It does display basic information in a dashboard with WiFi clients, the routers IP address etc but there is the whole question on “security” here. How do we know this is secure? How do we know nobody is eavesdropping on our precious data? Well, truth be told you don’t. This is essentially a backdoor into your router which is scary at best. Without hosting your own instance of cnMaestro you’re not 100% sure what is getting transmitted to their servers or what security precautions they take to keep your data safe and sound. I decided to take out some tools to figure out what is getting transmitted however really don’t want to go into detail here for security reasons but lets just say cnMaestro will know about each device on your network. If you get one of these routers then enabling cnMaestro is something you don’t want to do unless if you really have to (for deploying routers to customers etc). There are indeed better options out there for home and small business users as this seems to be better suited towards enterprise.
The router itself seems solid and well built. It has a 2.4GHz + 5GHz antenna, 5x (total) Ethernet ports and USB for file storage as well as a place to plug in 2x phones. Internally, it is quite basic with a single SOC controlling everything along with 2x WiFI radios, an Ethernet switch etc. Now, I didn’t want to destroy this router so didn’t lift the heatsinks off (which are glued) so couldn’t get a decent look of the SOC package powering this unit however the SOC appears to be a MediaTek MT7621 (MIPS 1004Kc @880MHz) with the WiFI radios operating off a PCIe bus. This is the same SOC featured in the Ubiquiti Networks EdgeRouter X (the cheaper Edgerouter without hardware acceleration). A full datasheet of the CPU is right here for those interested.

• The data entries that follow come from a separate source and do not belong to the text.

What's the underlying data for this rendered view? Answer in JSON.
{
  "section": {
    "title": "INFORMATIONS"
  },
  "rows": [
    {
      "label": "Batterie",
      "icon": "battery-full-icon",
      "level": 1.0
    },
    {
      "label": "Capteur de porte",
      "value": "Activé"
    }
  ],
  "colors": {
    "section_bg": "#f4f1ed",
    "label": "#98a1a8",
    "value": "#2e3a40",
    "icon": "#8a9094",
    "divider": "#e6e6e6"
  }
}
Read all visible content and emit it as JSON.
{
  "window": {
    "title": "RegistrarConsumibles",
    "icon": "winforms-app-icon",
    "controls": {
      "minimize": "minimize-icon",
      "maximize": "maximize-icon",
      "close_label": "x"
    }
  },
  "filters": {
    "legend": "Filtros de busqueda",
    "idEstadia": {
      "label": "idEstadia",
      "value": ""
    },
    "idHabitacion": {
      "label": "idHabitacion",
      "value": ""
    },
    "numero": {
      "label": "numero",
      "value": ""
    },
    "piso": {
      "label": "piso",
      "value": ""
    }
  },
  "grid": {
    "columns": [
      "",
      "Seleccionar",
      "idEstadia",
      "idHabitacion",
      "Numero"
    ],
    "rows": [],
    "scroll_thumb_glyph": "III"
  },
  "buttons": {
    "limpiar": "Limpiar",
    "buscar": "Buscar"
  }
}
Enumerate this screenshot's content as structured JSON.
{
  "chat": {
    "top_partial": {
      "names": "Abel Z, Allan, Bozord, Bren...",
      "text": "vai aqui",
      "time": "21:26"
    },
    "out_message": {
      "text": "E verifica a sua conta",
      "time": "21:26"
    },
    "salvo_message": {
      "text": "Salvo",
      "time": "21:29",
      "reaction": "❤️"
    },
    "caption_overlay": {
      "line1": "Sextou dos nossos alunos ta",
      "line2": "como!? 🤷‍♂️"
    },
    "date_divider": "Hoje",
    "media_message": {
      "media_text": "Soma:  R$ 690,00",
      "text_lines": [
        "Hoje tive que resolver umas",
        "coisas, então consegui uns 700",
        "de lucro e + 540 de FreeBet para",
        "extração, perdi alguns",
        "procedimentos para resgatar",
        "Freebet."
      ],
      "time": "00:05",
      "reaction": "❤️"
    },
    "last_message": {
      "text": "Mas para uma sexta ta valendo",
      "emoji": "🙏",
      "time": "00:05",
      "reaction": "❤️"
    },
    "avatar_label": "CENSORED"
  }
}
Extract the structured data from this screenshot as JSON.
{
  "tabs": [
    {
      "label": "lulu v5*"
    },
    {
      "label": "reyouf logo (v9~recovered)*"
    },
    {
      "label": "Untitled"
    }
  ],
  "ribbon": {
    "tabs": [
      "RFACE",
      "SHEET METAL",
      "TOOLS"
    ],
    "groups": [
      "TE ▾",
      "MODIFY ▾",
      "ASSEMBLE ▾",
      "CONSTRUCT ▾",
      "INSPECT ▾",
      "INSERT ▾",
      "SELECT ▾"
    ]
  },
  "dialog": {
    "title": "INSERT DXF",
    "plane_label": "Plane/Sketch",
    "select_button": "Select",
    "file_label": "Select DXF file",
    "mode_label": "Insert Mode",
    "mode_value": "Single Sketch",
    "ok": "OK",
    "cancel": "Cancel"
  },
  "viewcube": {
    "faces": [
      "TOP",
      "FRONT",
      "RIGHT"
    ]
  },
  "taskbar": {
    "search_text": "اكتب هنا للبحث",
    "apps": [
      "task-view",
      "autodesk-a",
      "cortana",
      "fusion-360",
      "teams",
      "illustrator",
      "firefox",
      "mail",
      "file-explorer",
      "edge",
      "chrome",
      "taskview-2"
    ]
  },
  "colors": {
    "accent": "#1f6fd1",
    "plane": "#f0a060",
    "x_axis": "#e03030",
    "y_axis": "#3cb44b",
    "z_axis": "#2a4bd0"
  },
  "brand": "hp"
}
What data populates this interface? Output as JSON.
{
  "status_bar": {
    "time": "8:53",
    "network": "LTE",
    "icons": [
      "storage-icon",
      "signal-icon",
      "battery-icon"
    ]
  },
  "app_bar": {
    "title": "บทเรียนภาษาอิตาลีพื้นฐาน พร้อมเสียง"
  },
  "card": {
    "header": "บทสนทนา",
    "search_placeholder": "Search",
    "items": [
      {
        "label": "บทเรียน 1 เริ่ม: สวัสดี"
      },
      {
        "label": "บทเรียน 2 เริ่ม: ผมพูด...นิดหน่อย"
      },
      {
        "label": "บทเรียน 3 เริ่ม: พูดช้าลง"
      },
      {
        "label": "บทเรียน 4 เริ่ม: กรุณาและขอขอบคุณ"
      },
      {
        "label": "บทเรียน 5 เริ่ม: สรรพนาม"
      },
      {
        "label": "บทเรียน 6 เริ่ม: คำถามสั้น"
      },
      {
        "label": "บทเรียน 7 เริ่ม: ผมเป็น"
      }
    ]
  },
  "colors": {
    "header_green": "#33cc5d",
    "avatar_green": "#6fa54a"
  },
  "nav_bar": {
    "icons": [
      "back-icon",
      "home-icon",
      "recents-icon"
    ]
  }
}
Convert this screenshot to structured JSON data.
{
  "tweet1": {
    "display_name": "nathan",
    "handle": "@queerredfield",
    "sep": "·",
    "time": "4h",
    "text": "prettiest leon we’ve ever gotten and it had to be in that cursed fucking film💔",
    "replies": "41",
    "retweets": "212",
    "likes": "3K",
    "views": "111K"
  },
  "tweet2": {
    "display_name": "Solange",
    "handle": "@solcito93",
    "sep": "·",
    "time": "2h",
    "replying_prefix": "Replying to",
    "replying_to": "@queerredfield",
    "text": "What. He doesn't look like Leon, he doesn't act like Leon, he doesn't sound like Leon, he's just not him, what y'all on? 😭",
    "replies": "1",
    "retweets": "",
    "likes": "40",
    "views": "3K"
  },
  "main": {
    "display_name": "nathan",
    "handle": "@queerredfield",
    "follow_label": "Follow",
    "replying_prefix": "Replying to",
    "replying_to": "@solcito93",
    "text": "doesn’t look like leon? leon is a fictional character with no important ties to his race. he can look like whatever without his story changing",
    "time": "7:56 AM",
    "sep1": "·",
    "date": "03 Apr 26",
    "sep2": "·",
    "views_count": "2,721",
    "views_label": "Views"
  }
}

While I appreciate Cambium + GoWiFi providing a test unit to me this is not the router for me – I’ll be sticking to my Ubiquiti Edgerouter Lite and Cambium E400 AP. This will suit a home or business user or an ISP but from what I see here this is just a general ISP grade router. It really doesn’t have any special features that stand out and has somewhat buggy firmware. It’s cloud interface is useless for home and office users (will only appeal to ISP’s to control their customers routers or Geeks) and there are some general security concerns with using such a cloud interface in this IoT connected world. Yes, I would recommend this router to your basic user who just needs something with an ATA to route packets but for anyone wanting more advanced features go for something like an Edgerouter. For businesses I’d recommend going towards something with a bit more of a security focused background like a Meraki. Really, this is an odd product however it is a good product for the right person.